:: Exercise prompt ::
Working through the lines below, return each one that holds "icon".

:: Supplied records ::
┄┄┄┄┄┄┄┄┄┄┄┄┄┄┄┄┄┄┄┄

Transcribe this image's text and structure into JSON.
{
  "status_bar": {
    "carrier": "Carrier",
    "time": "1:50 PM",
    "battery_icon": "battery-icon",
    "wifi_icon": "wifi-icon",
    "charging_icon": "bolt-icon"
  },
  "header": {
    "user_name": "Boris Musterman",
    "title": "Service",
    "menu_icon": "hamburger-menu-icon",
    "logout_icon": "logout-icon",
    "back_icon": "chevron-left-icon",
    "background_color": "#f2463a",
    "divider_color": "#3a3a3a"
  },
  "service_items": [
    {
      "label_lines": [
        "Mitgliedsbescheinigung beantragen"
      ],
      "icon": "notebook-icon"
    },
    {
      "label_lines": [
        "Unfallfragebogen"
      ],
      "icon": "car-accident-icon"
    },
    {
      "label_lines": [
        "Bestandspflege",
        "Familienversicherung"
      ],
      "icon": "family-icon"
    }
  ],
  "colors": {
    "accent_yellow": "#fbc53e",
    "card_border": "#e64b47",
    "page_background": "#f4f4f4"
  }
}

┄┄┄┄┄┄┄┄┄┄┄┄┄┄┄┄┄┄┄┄

:: Written response ::
    "battery_icon": "battery-icon",
    "wifi_icon": "wifi-icon",
    "charging_icon": "bolt-icon"
    "menu_icon": "hamburger-menu-icon",
    "logout_icon": "logout-icon",
    "back_icon": "chevron-left-icon",
      "icon": "notebook-icon"
      "icon": "car-accident-icon"
      "icon": "family-icon"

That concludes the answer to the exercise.